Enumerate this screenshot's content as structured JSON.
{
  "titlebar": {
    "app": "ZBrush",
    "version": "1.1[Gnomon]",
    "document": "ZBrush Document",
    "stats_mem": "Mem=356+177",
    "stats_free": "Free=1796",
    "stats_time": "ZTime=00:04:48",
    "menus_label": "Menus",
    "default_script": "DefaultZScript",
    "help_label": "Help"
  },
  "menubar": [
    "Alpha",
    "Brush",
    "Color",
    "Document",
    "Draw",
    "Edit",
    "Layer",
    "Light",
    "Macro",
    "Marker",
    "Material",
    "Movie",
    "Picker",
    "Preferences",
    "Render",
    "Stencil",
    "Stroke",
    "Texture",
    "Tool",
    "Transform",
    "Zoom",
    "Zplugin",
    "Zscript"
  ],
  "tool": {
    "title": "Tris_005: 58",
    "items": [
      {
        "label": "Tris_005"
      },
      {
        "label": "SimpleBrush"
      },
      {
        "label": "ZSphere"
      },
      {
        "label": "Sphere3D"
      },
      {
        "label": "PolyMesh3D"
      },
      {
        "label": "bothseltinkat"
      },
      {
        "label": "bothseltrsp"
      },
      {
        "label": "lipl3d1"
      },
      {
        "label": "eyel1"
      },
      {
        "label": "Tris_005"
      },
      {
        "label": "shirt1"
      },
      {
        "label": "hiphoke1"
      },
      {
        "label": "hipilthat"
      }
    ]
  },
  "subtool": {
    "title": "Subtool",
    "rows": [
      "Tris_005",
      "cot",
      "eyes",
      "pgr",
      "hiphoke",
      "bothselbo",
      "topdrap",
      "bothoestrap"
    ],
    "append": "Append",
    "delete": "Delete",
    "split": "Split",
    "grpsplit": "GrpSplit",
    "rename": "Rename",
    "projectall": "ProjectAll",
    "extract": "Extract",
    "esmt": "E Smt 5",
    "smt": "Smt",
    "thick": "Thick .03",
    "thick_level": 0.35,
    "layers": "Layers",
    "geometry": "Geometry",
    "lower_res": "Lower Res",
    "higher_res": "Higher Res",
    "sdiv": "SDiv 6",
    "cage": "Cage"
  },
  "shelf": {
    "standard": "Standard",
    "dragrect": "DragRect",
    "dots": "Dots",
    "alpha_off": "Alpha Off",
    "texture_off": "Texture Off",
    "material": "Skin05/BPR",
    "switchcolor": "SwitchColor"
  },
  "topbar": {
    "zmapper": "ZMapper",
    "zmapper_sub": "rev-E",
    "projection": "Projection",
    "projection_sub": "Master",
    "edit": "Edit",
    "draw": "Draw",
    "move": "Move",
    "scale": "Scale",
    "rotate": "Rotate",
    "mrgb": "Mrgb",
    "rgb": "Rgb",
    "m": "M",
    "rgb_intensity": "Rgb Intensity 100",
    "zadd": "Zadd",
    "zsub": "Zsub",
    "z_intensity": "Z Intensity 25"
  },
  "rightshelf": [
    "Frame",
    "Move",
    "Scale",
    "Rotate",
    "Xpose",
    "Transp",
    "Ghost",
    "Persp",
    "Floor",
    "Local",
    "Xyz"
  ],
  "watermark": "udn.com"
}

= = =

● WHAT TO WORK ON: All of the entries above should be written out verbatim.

● ANSWER SECTION:
Enumerate this screenshot's content as structured JSON.
{
  "titlebar": {
    "app": "ZBrush",
    "version": "1.1[Gnomon]",
    "document": "ZBrush Document",
    "stats_mem": "Mem=356+177",
    "stats_free": "Free=1796",
    "stats_time": "ZTime=00:04:48",
    "menus_label": "Menus",
    "default_script": "DefaultZScript",
    "help_label": "Help"
  },
  "menubar": [
    "Alpha",
    "Brush",
    "Color",
    "Document",
    "Draw",
    "Edit",
    "Layer",
    "Light",
    "Macro",
    "Marker",
    "Material",
    "Movie",
    "Picker",
    "Preferences",
    "Render",
    "Stencil",
    "Stroke",
    "Texture",
    "Tool",
    "Transform",
    "Zoom",
    "Zplugin",
    "Zscript"
  ],
  "tool": {
    "title": "Tris_005: 58",
    "items": [
      {
        "label": "Tris_005"
      },
      {
        "label": "SimpleBrush"
      },
      {
        "label": "ZSphere"
      },
      {
        "label": "Sphere3D"
      },
      {
        "label": "PolyMesh3D"
      },
      {
        "label": "bothseltinkat"
      },
      {
        "label": "bothseltrsp"
      },
      {
        "label": "lipl3d1"
      },
      {
        "label": "eyel1"
      },
      {
        "label": "Tris_005"
      },
      {
        "label": "shirt1"
      },
      {
        "label": "hiphoke1"
      },
      {
        "label": "hipilthat"
      }
    ]
  },
  "subtool": {
    "title": "Subtool",
    "rows": [
      "Tris_005",
      "cot",
      "eyes",
      "pgr",
      "hiphoke",
      "bothselbo",
      "topdrap",
      "bothoestrap"
    ],
    "append": "Append",
    "delete": "Delete",
    "split": "Split",
    "grpsplit": "GrpSplit",
    "rename": "Rename",
    "projectall": "ProjectAll",
    "extract": "Extract",
    "esmt": "E Smt 5",
    "smt": "Smt",
    "thick": "Thick .03",
    "thick_level": 0.35,
    "layers": "Layers",
    "geometry": "Geometry",
    "lower_res": "Lower Res",
    "higher_res": "Higher Res",
    "sdiv": "SDiv 6",
    "cage": "Cage"
  },
  "shelf": {
    "standard": "Standard",
    "dragrect": "DragRect",
    "dots": "Dots",
    "alpha_off": "Alpha Off",
    "texture_off": "Texture Off",
    "material": "Skin05/BPR",
    "switchcolor": "SwitchColor"
  },
  "topbar": {
    "zmapper": "ZMapper",
    "zmapper_sub": "rev-E",
    "projection": "Projection",
    "projection_sub": "Master",
    "edit": "Edit",
    "draw": "Draw",
    "move": "Move",
    "scale": "Scale",
    "rotate": "Rotate",
    "mrgb": "Mrgb",
    "rgb": "Rgb",
    "m": "M",
    "rgb_intensity": "Rgb Intensity 100",
    "zadd": "Zadd",
    "zsub": "Zsub",
    "z_intensity": "Z Intensity 25"
  },
  "rightshelf": [
    "Frame",
    "Move",
    "Scale",
    "Rotate",
    "Xpose",
    "Transp",
    "Ghost",
    "Persp",
    "Floor",
    "Local",
    "Xyz"
  ],
  "watermark": "udn.com"
}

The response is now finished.